When looking at past Merger & Acquisitions, economic conditions and goals heavily influences the true motives of each company involved. Suncor and Petro-Canada's merger in the summer of 2009 was indeed no different. Both major Canadian public companies in the Oil and Gas industry were faced with very unique circumstances that truly marked a milestone in Canadian Corporate Finance.
The Oil and Gas industry in the past few years has been extremely volatile. Especially in the recent economic turndown, the volatility of gas and oil in the commodities market is a difficult aspect of riskiness that corporations try to hedge. As we will see for Suncor and Petro-Canada in 2008-2009, these economic variables were working against their success in the energy market. As mentioned before, there are many motives for M&A. However, it seems that although it was evident that a merger of both companies could improve financial performance, it was the collapse in commodity prices and high costs of accessing capital that initiated the idea of a merger.
Chart demonstrating the crash in oil prices that lead Suncor and Petro to merge and hedge them against future volatility risk exposure

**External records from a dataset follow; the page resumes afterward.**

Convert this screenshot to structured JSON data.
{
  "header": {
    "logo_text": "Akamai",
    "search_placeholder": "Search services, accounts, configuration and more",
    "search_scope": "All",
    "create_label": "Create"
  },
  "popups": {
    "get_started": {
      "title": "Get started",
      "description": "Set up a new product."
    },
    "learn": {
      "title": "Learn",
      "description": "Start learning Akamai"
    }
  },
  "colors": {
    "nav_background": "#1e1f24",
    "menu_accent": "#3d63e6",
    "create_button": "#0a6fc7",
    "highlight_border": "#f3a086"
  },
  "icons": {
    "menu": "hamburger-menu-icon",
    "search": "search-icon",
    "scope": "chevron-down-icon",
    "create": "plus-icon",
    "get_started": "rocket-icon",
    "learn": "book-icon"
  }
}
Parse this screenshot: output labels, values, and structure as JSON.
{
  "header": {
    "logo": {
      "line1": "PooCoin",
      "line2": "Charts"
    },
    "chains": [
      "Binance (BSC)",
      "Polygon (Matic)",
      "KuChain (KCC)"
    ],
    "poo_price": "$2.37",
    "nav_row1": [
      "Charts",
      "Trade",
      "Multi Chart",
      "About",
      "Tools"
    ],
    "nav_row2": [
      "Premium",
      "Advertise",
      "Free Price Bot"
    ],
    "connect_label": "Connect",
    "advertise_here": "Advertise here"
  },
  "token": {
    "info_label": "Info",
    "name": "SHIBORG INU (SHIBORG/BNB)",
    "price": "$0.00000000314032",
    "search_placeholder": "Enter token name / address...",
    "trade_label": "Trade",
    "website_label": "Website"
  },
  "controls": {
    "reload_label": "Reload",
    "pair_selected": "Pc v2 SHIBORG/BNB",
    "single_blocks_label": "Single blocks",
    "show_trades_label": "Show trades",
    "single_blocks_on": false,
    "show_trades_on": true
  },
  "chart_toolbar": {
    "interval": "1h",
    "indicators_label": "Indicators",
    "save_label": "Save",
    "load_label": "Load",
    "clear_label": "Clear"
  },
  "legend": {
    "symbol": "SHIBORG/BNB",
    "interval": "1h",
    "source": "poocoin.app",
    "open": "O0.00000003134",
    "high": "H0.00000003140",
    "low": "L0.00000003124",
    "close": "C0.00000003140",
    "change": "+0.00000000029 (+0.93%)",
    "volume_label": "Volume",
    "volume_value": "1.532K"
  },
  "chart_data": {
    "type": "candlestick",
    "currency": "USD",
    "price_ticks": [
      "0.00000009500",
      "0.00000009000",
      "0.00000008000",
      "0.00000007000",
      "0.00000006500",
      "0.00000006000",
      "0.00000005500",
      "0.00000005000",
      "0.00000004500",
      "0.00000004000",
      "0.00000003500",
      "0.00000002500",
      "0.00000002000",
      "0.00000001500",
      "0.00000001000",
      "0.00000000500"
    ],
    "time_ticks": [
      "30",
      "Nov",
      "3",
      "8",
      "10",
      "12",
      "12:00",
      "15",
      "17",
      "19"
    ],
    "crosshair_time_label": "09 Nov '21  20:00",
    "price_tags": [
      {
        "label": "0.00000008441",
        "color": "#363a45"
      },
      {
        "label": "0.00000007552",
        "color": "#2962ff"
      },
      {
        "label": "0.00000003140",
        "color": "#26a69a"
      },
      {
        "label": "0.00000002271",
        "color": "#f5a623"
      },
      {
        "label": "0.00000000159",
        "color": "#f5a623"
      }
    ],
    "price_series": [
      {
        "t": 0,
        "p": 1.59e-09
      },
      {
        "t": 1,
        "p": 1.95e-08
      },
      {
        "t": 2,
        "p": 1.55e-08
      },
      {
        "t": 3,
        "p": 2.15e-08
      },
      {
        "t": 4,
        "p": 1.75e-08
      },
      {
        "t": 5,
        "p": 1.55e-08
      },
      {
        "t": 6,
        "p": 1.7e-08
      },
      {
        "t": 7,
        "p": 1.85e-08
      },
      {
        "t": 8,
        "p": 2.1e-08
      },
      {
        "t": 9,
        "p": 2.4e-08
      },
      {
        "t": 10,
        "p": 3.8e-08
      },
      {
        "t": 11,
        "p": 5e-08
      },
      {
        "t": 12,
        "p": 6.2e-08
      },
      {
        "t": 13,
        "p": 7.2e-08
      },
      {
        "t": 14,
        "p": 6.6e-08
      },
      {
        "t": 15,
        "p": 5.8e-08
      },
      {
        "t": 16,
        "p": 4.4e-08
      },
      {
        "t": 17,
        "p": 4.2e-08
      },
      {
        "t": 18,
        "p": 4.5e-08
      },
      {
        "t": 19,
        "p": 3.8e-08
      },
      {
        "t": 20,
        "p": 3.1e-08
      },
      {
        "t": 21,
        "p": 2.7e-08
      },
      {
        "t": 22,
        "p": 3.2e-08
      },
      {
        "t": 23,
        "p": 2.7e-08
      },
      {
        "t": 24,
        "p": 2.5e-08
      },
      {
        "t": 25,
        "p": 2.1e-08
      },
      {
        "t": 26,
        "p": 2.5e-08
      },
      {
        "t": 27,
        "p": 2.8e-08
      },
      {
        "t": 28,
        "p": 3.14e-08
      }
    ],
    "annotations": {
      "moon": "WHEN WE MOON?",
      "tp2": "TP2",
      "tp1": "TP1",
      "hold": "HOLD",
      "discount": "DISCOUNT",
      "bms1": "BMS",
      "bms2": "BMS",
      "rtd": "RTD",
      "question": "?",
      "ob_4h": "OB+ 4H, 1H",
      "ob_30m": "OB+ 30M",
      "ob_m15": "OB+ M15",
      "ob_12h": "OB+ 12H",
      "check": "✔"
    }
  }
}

The prices of most commodities are highly correlated with oil and gas prices. The increasing demand of these commodities matched with a slower increasing rate of reserves creates higher prices which thus creates the high volatility of the market. Hence, energy companies must be highly developed in risk management. Furthermore, in Suncor and Petro-Canada's situation, their economic setting of 2008-2009 created difficult circumstances that both companies acted upon. They decided to diminish their risk exposure by merging together creating Canada's biggest energy company.